Qantas has confirmed a report by The Australian today that outgoing NSW Department of Education and Training (DET) chief information officer (CIO) Stephen Wilson will join the airline as its head of technology, reporting to executive manager of corporate services and technology David Hall.
NSW DET yesterday confirmed that Wilson had decided not to renew his contract with the department after five years of leading its IT operation as CIO. Today a Qantas spokesperson confirmed Wilson would join the airline on 30 August, replacing its current head of technology Segar Reddy — although she noted Reddy was still currently with the airline.
Wilson will join Qantas as the airline embarks on a major cost-cutting exercise within its IT support operation, as well as overhauling several key systems.
A year ago, Hall — who has described himself in public as Qantas' "quasi-chief information officer" — told a business lunch in Sydney that he believed Qantas could cut its IT costs by $100 million over the succeeding financial year.
It remains to be seen if the goal will be met — given that Qantas computer and communications costs were only down slightly for the half year to 31 December, compared with the same half year to 31 December 2008.
In late March it was revealed that Qantas had commenced an extensive internal deployment of Cisco IP telephony hardware that would touch some 18,000 users, an upgrade that came shortly after the company confirmed in February that it was replacing IBM's Lotus Notes collaboration platform with Microsoft Outlook/Exchange.
The airline has also been dramatically changing the make-up of its team.
For example, in August, about 200 of the airline's staff were offered positions at IBM as part of an outsourcing arrangement targeting Qantas' program delivery arrangements.
Wilson himself is the veteran of substantive change at NSW DET.
In 2008, DET migrated its 1.5 million school students off its Microsoft Exchange email platform and onto Gmail, in one of the largest Gmail migrations globally so far.
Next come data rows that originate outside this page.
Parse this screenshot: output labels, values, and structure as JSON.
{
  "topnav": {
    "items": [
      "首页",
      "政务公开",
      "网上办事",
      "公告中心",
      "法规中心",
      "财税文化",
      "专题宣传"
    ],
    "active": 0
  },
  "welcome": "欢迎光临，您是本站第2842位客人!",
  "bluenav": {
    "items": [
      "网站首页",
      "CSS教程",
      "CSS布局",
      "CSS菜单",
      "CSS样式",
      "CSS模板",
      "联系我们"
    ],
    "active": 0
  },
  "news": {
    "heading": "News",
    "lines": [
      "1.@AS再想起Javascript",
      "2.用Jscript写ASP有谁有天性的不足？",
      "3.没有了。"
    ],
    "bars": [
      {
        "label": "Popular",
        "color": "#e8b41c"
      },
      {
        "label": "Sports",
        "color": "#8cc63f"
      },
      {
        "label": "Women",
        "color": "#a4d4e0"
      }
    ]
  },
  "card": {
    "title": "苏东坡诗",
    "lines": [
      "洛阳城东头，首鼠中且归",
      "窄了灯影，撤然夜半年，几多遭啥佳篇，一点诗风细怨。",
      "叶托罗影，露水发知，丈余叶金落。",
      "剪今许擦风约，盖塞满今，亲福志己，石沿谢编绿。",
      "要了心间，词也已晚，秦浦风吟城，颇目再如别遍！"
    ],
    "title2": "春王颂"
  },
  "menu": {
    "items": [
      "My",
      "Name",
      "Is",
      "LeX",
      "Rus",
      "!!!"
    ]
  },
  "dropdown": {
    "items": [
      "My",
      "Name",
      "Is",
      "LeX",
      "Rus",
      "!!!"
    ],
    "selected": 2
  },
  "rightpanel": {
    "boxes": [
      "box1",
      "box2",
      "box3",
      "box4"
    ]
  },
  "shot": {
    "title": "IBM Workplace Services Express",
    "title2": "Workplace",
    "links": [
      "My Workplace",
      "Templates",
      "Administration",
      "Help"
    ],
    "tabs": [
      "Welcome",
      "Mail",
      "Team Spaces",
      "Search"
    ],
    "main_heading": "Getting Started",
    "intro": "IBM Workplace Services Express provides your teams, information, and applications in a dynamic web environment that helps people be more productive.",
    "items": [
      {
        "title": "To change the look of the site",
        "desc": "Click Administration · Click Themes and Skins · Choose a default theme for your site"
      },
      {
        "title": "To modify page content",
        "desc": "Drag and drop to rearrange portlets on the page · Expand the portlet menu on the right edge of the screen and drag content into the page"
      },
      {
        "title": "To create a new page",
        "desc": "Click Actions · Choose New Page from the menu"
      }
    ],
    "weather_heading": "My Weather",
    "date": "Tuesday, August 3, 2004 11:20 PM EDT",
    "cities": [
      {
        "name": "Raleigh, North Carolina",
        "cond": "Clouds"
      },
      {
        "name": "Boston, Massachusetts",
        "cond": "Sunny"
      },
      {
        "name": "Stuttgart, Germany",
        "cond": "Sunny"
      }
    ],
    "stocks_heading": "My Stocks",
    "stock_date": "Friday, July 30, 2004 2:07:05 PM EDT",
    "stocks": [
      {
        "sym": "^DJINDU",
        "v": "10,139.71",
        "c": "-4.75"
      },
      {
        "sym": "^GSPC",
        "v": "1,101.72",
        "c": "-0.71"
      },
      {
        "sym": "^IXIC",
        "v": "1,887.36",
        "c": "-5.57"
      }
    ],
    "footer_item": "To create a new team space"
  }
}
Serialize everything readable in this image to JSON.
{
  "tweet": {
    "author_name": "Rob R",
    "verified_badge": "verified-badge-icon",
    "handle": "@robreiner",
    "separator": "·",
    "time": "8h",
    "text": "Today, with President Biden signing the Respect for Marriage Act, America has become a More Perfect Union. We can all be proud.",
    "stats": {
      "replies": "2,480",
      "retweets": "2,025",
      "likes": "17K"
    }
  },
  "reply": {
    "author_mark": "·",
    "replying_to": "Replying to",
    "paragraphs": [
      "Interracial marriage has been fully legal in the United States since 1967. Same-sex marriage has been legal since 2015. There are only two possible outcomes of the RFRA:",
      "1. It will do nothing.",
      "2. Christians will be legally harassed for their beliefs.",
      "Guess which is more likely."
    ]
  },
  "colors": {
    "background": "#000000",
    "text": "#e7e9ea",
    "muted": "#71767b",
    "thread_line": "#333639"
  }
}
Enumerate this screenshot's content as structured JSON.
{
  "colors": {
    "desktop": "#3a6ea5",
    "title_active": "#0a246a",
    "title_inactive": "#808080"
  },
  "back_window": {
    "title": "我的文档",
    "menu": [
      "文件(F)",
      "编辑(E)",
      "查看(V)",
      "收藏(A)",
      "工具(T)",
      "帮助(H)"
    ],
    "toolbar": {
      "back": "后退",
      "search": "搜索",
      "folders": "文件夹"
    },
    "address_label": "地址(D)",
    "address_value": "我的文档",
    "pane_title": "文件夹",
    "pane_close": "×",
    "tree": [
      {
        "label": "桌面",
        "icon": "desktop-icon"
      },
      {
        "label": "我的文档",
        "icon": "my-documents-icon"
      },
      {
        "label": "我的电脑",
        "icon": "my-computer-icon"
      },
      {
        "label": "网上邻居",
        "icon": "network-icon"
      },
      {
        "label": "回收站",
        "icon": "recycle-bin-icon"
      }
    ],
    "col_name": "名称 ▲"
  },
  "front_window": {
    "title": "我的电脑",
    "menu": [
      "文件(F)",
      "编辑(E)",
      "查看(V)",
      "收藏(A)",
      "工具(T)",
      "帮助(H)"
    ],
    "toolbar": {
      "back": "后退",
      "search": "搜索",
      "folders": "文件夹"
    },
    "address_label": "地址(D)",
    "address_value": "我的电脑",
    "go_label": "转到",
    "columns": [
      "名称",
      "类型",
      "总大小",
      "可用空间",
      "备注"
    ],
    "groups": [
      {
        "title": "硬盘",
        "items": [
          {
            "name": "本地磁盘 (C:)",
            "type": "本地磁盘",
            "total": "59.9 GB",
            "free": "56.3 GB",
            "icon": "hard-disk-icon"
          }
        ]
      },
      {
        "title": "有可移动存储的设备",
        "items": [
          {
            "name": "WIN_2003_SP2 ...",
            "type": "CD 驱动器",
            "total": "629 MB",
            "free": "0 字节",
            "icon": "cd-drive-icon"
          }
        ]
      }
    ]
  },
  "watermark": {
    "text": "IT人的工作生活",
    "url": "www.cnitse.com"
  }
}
Wilson has also been involved in the roll-out of the Federal Government's Digital Education Revolution program in the state — in March he said the department was rolling out 10,000 laptops to students per week.